** Dataset records follows **
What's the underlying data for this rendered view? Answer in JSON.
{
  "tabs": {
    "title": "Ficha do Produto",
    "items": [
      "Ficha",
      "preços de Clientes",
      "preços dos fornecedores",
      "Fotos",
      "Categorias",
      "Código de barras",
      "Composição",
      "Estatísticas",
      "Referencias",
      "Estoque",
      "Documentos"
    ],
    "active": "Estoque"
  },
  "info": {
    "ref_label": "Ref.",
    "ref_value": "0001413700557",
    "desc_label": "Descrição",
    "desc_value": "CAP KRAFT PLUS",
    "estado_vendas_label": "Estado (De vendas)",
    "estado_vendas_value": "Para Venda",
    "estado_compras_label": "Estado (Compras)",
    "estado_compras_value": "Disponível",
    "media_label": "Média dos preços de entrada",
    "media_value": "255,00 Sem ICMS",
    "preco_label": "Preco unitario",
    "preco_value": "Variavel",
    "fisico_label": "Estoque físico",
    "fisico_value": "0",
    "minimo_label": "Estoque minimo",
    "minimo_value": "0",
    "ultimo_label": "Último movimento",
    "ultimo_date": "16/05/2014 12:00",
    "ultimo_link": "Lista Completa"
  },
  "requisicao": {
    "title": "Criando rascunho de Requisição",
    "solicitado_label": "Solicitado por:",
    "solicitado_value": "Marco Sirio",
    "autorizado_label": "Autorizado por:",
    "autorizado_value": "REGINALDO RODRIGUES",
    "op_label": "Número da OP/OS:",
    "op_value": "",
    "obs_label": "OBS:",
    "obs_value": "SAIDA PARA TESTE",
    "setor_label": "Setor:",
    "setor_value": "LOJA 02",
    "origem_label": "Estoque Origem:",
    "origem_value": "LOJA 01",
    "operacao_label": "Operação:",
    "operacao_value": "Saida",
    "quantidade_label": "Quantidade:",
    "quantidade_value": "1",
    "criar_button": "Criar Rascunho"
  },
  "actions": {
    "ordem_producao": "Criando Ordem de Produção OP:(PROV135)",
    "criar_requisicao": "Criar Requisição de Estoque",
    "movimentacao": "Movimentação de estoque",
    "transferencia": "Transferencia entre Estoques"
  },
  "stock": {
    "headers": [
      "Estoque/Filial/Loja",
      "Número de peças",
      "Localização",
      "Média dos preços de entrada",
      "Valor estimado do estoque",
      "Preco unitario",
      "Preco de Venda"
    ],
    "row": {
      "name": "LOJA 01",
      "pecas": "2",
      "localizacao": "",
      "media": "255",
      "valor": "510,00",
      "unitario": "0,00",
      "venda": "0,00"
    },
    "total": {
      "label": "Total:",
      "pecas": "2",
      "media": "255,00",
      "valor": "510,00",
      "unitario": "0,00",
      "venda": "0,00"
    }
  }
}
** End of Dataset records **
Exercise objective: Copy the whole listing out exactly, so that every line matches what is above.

Answer for this exercise:
What's the underlying data for this rendered view? Answer in JSON.
{
  "tabs": {
    "title": "Ficha do Produto",
    "items": [
      "Ficha",
      "preços de Clientes",
      "preços dos fornecedores",
      "Fotos",
      "Categorias",
      "Código de barras",
      "Composição",
      "Estatísticas",
      "Referencias",
      "Estoque",
      "Documentos"
    ],
    "active": "Estoque"
  },
  "info": {
    "ref_label": "Ref.",
    "ref_value": "0001413700557",
    "desc_label": "Descrição",
    "desc_value": "CAP KRAFT PLUS",
    "estado_vendas_label": "Estado (De vendas)",
    "estado_vendas_value": "Para Venda",
    "estado_compras_label": "Estado (Compras)",
    "estado_compras_value": "Disponível",
    "media_label": "Média dos preços de entrada",
    "media_value": "255,00 Sem ICMS",
    "preco_label": "Preco unitario",
    "preco_value": "Variavel",
    "fisico_label": "Estoque físico",
    "fisico_value": "0",
    "minimo_label": "Estoque minimo",
    "minimo_value": "0",
    "ultimo_label": "Último movimento",
    "ultimo_date": "16/05/2014 12:00",
    "ultimo_link": "Lista Completa"
  },
  "requisicao": {
    "title": "Criando rascunho de Requisição",
    "solicitado_label": "Solicitado por:",
    "solicitado_value": "Marco Sirio",
    "autorizado_label": "Autorizado por:",
    "autorizado_value": "REGINALDO RODRIGUES",
    "op_label": "Número da OP/OS:",
    "op_value": "",
    "obs_label": "OBS:",
    "obs_value": "SAIDA PARA TESTE",
    "setor_label": "Setor:",
    "setor_value": "LOJA 02",
    "origem_label": "Estoque Origem:",
    "origem_value": "LOJA 01",
    "operacao_label": "Operação:",
    "operacao_value": "Saida",
    "quantidade_label": "Quantidade:",
    "quantidade_value": "1",
    "criar_button": "Criar Rascunho"
  },
  "actions": {
    "ordem_producao": "Criando Ordem de Produção OP:(PROV135)",
    "criar_requisicao": "Criar Requisição de Estoque",
    "movimentacao": "Movimentação de estoque",
    "transferencia": "Transferencia entre Estoques"
  },
  "stock": {
    "headers": [
      "Estoque/Filial/Loja",
      "Número de peças",
      "Localização",
      "Média dos preços de entrada",
      "Valor estimado do estoque",
      "Preco unitario",
      "Preco de Venda"
    ],
    "row": {
      "name": "LOJA 01",
      "pecas": "2",
      "localizacao": "",
      "media": "255",
      "valor": "510,00",
      "unitario": "0,00",
      "venda": "0,00"
    },
    "total": {
      "label": "Total:",
      "pecas": "2",
      "media": "255,00",
      "valor": "510,00",
      "unitario": "0,00",
      "venda": "0,00"
    }
  }
}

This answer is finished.